- 18 credits (6 courses) second-year Arts** electives in 2 or more subject areas
- 3 credits (1 course) first-year Lab Science elective
- 3 credits (1 course) first-year Math, Statistics or Computing Science elective
- 3 credits (1 course) first-year Math, Statistics or Science elective
- 9 credits (3 courses) other University Transfer electives
* English courses include courses in Communications, Creative Writing and Print Futures that transfer to one of the B.C. research universities (SFU, UBC, UBC-O, UVic or UNBC) as English credit.
** Arts courses are available in the Faculty of Languages, Literature, and Performing Arts, and the Faculty of Humanities and Social Sciences. They are designated as "humanities" or "social sciences" in the Associate of Arts Course Classifications table below. Courses in Economics and Mathematics also may be used as Arts electives toward an Associate of Arts Degree. Please see the Associate of Arts Course Classifications table below for further information.
A course is defined by the subject for which it is granted transfer credit at one of the research universities (SFU, UBC, UBC-O, UNBC, or UVic).
- An Arts course is defined as any course in a subject area for which there is a Baccalaureate of Arts Degree at one of the research universities.
- A Science course is defined as any course in a subject area for which there is a Baccalaureate of Science Degree or Baccalaureate of Applied Science Degree at one of the research universities.
- The requirements specified above are intended to provide breadth of exposure to a variety of disciplines in both Arts and Sciences. In some instances there may be some ambiguity as to whether a course is in the Humanities or Social Sciences and is an Arts course or a Science course. Most Physical Geography and Mathematics would be designated as Science courses.
- A course in an "other" area is defined as any course in a subject area for which there is a Baccalaureate Degree other than in Arts, Science or Applied Science at one of the research universities.
- A first-year course is defined as a course that has assigned or unassigned transfer credit at the 100-level at one of the research universities.
- A second-year course is defined as a course that has assigned or unassigned transfer credit at the 200-level or higher level at one of the research universities.

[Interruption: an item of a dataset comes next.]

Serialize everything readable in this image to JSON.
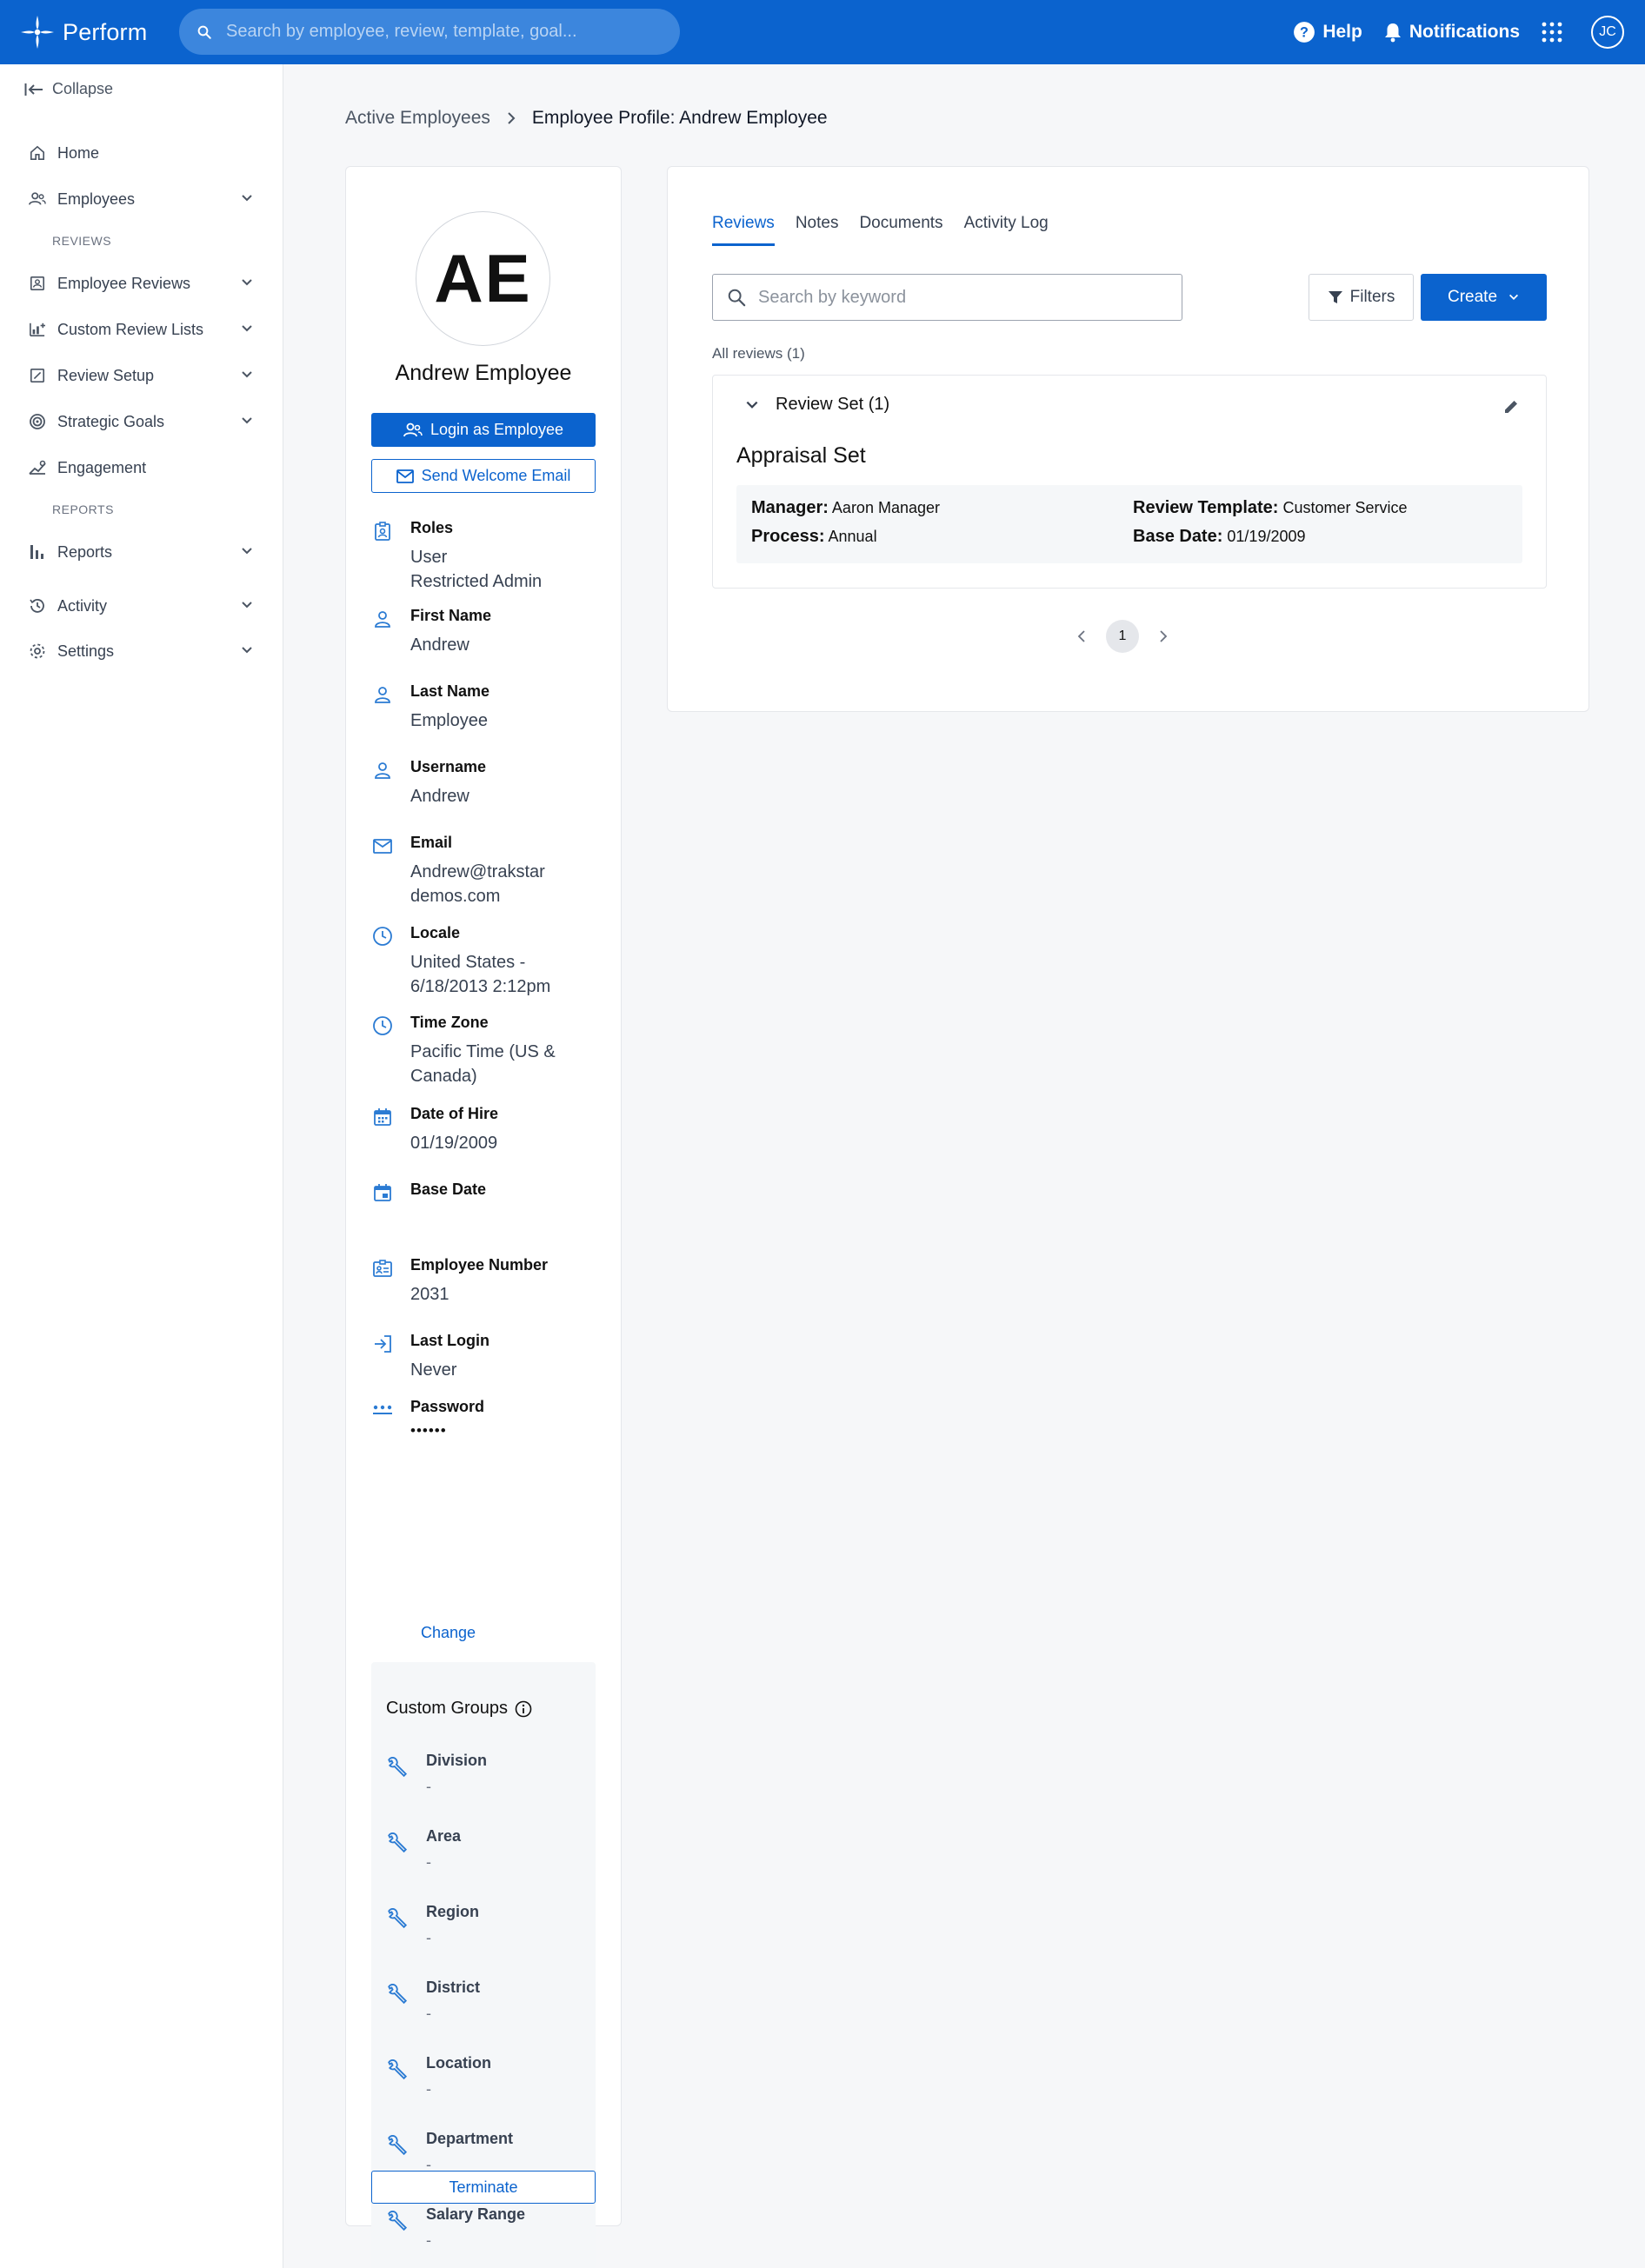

- A laboratory science course is one in which a substantial component of instruction involves the study of natural phenomena, either in the laboratory or in the field.
For detailed information you should meet with an Academic Advisor.
Co-operative Education Option:
Students enrolled in this program may be eligible for a Co-operative Education designation. Co-operative Education involves alternating full-time academic and work terms. For information contact the Co-operative Education Office.
Program Guidelines for previous years are viewable by selecting the version desired. If you took this program and do not see a listing for the starting semester / year of the program, consider the previous version as the applicable version.